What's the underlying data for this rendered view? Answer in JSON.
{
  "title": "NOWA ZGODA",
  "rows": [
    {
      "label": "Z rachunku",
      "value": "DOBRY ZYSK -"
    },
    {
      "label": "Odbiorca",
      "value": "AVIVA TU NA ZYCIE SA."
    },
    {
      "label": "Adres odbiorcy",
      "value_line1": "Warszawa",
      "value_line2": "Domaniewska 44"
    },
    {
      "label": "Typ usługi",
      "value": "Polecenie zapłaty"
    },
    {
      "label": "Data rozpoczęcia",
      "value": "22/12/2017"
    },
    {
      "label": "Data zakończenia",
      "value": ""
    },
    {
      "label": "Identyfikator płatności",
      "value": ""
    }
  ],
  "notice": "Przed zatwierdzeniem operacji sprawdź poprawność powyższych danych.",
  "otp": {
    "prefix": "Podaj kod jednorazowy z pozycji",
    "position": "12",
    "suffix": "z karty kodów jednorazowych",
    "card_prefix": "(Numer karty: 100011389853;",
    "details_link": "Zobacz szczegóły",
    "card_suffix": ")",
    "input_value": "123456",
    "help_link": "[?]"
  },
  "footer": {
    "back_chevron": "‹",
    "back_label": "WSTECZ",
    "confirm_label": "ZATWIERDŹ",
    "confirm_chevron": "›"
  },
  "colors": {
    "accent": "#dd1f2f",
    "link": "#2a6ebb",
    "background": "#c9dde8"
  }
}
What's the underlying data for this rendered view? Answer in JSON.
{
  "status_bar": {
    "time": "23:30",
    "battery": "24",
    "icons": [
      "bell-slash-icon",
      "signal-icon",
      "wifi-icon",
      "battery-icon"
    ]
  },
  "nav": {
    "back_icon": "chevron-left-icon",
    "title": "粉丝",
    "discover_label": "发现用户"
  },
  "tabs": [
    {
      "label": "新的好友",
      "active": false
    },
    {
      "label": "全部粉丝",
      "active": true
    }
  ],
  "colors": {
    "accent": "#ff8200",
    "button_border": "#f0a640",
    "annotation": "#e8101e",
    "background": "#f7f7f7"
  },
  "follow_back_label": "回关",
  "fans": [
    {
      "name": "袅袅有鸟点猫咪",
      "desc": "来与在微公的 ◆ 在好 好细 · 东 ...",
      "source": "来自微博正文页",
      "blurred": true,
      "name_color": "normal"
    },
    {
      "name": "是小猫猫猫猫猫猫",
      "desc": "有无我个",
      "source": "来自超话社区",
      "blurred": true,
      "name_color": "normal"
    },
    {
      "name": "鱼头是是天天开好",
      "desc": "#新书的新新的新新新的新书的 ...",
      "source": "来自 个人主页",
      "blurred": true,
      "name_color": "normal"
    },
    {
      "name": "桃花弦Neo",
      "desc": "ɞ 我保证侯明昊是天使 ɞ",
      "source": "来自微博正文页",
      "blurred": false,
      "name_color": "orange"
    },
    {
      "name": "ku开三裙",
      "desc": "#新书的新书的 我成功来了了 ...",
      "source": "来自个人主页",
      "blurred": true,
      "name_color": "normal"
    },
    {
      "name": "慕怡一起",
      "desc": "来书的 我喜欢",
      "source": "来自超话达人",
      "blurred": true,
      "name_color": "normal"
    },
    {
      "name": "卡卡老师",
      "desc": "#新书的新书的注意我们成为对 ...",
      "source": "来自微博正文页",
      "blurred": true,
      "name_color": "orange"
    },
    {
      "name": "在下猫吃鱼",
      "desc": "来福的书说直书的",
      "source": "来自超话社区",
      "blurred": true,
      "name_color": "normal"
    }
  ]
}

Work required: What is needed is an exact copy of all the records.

Solution for this exercise:
What's the underlying data for this rendered view? Answer in JSON.
{
  "title": "NOWA ZGODA",
  "rows": [
    {
      "label": "Z rachunku",
      "value": "DOBRY ZYSK -"
    },
    {
      "label": "Odbiorca",
      "value": "AVIVA TU NA ZYCIE SA."
    },
    {
      "label": "Adres odbiorcy",
      "value_line1": "Warszawa",
      "value_line2": "Domaniewska 44"
    },
    {
      "label": "Typ usługi",
      "value": "Polecenie zapłaty"
    },
    {
      "label": "Data rozpoczęcia",
      "value": "22/12/2017"
    },
    {
      "label": "Data zakończenia",
      "value": ""
    },
    {
      "label": "Identyfikator płatności",
      "value": ""
    }
  ],
  "notice": "Przed zatwierdzeniem operacji sprawdź poprawność powyższych danych.",
  "otp": {
    "prefix": "Podaj kod jednorazowy z pozycji",
    "position": "12",
    "suffix": "z karty kodów jednorazowych",
    "card_prefix": "(Numer karty: 100011389853;",
    "details_link": "Zobacz szczegóły",
    "card_suffix": ")",
    "input_value": "123456",
    "help_link": "[?]"
  },
  "footer": {
    "back_chevron": "‹",
    "back_label": "WSTECZ",
    "confirm_label": "ZATWIERDŹ",
    "confirm_chevron": "›"
  },
  "colors": {
    "accent": "#dd1f2f",
    "link": "#2a6ebb",
    "background": "#c9dde8"
  }
}
What's the underlying data for this rendered view? Answer in JSON.
{
  "status_bar": {
    "time": "23:30",
    "battery": "24",
    "icons": [
      "bell-slash-icon",
      "signal-icon",
      "wifi-icon",
      "battery-icon"
    ]
  },
  "nav": {
    "back_icon": "chevron-left-icon",
    "title": "粉丝",
    "discover_label": "发现用户"
  },
  "tabs": [
    {
      "label": "新的好友",
      "active": false
    },
    {
      "label": "全部粉丝",
      "active": true
    }
  ],
  "colors": {
    "accent": "#ff8200",
    "button_border": "#f0a640",
    "annotation": "#e8101e",
    "background": "#f7f7f7"
  },
  "follow_back_label": "回关",
  "fans": [
    {
      "name": "袅袅有鸟点猫咪",
      "desc": "来与在微公的 ◆ 在好 好细 · 东 ...",
      "source": "来自微博正文页",
      "blurred": true,
      "name_color": "normal"
    },
    {
      "name": "是小猫猫猫猫猫猫",
      "desc": "有无我个",
      "source": "来自超话社区",
      "blurred": true,
      "name_color": "normal"
    },
    {
      "name": "鱼头是是天天开好",
      "desc": "#新书的新新的新新新的新书的 ...",
      "source": "来自 个人主页",
      "blurred": true,
      "name_color": "normal"
    },
    {
      "name": "桃花弦Neo",
      "desc": "ɞ 我保证侯明昊是天使 ɞ",
      "source": "来自微博正文页",
      "blurred": false,
      "name_color": "orange"
    },
    {
      "name": "ku开三裙",
      "desc": "#新书的新书的 我成功来了了 ...",
      "source": "来自个人主页",
      "blurred": true,
      "name_color": "normal"
    },
    {
      "name": "慕怡一起",
      "desc": "来书的 我喜欢",
      "source": "来自超话达人",
      "blurred": true,
      "name_color": "normal"
    },
    {
      "name": "卡卡老师",
      "desc": "#新书的新书的注意我们成为对 ...",
      "source": "来自微博正文页",
      "blurred": true,
      "name_color": "orange"
    },
    {
      "name": "在下猫吃鱼",
      "desc": "来福的书说直书的",
      "source": "来自超话社区",
      "blurred": true,
      "name_color": "normal"
    }
  ]
}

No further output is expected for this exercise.